Few expected the Northwestern baseball experience at Wrigley Field to be anything but underwhelming. The team struggles to combat its reputation for mediocre play. And coach Paul Stevens – the widely respected head coach in his 26th season – oversees the difficult situation in Evanston. Rocky Miller Park fails to attract consistently high attendance or energy.
As with many sports at Northwestern, student apathy runs high. The results are iffy. The decision to hold even one game in hallowed Wrigley Field seemed odd. Next to the excitement of Wrigley football, this was the sideshow at best. But I went anyways. It cost seven dollars. At first, nothing about the game was particularly special.
The decent turnout was a bit surprising given the 38-degree temperature at first pitch, which only sunk as the game progressed. The anthem performer held the word "free" for about 10 seconds—an impressive feat. Yet this simple Northwestern baseball game provided fans–and NU lovers–with an excellent experience on several counts.
I should begin by praising the team, which demonstrated passion befitting the event. They ran counts. They executed sacrifice bunts. They never succumbed to the inherent pressure of playing at Wrigley Field.
My friend, who played at Wrigley as a youngster, will never forget a single moment. He went 0-for-3 that day, though, with some combination of groundouts and strikeouts. The Wildcats, on Saturday night, showed the poise necessary to win on the big stage.
"I don't know if it gets any better than what I just saw in the last few hours," Paul Stevens told the media (which does not include me in this sport). "I was absolutely mesmerized, and I know our guys were."
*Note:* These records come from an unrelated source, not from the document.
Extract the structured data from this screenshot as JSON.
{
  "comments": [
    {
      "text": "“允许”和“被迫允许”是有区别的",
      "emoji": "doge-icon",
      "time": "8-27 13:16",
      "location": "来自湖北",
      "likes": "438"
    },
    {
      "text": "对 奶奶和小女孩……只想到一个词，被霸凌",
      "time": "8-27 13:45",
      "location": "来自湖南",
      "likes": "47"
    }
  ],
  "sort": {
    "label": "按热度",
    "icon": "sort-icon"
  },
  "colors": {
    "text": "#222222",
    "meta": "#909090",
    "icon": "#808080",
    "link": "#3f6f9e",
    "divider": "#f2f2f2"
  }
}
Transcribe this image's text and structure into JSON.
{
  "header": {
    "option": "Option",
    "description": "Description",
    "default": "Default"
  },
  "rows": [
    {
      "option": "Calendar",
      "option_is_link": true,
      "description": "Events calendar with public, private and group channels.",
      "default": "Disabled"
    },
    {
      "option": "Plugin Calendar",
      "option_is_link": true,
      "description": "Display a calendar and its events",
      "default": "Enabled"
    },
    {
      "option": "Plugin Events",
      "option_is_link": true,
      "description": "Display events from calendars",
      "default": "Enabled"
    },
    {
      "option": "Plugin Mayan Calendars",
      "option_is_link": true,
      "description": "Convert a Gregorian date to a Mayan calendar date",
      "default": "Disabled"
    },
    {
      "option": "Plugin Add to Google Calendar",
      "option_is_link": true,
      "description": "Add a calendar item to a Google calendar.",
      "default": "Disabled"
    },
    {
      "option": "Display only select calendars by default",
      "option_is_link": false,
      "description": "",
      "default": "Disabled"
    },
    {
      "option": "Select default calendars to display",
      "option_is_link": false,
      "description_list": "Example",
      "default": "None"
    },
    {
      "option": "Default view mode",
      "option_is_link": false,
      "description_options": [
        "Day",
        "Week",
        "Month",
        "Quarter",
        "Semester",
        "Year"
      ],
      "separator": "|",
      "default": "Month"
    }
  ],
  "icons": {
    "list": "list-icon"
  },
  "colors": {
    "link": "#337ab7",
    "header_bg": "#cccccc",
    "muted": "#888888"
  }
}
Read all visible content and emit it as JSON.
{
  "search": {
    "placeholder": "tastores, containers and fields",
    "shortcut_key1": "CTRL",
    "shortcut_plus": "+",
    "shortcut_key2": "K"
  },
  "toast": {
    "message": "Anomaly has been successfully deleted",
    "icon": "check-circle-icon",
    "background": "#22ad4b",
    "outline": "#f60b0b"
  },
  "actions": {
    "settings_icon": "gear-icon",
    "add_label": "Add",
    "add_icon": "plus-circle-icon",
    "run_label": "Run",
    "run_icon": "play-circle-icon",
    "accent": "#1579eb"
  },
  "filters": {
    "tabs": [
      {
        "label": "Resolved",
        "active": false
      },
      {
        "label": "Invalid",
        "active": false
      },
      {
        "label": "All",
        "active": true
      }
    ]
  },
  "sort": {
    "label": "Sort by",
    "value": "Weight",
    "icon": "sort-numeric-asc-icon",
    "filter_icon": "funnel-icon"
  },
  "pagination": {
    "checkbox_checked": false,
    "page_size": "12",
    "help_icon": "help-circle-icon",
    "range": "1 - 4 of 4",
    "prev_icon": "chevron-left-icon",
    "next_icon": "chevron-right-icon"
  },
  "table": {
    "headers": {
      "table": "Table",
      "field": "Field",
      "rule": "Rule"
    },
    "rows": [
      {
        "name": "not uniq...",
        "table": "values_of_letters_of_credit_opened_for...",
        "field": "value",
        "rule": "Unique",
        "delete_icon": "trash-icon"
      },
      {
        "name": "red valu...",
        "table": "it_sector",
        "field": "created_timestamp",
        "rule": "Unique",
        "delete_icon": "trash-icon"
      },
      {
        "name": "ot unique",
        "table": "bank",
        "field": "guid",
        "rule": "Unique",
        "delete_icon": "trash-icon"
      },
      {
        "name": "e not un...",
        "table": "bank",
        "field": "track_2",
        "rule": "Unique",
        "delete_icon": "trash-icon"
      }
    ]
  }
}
They, in fact, dominated a better team behind the pitching of an MLB manager's kid. PR doesn't get any better than this: Luke Farrell, son of Boston Red Sox skipper John, pitched one of the craftiest college games you'll see. The Michigan players–clearly itching to hit home runs–got under just about everything. He wound up with a 90-pitch complete game three-hitter in the 6-0 win.
Perhaps the temperature dipped below freezing. It felt like it. But so many showed up. Announced attendance was a not-bad 4,197.
Several members of the basketball and football teams arrived to support fellow student-athletes. The alumni fan-base, from my perspective, was especially energized. Michigan fans, heckling as always, were quieted with chants of "Scoreboard."
When they responded by asking about football, one NU fan joked: "We didn't even play you in football. I blacked out in the second half. It never happened." No one could slow the Wildcats faithful down.
Was the marching band necessary? Probably not. The cheerleaders? Definitely not. In so many ways, this was an experiment.
Most people stayed until the final out–a blow-by strikeout from Farrell–and the crowd began to celebrate. It wasn't raucous, but it was nice.
NU hopes to truly embrace the "Chicago's Big Ten Team" slogan, and some of those efforts were realized tonight. The team played like this meant something, and the crowd responded. It was fun.
Congratulations to those who set this up, namely Jim Phillips. Congratulations to the team, and to the purple-clad fans who scored the biggest victory of all.
Upon returning home to Evanston, those who made the wrong decision by staying indoors insisted on asking me how the game was.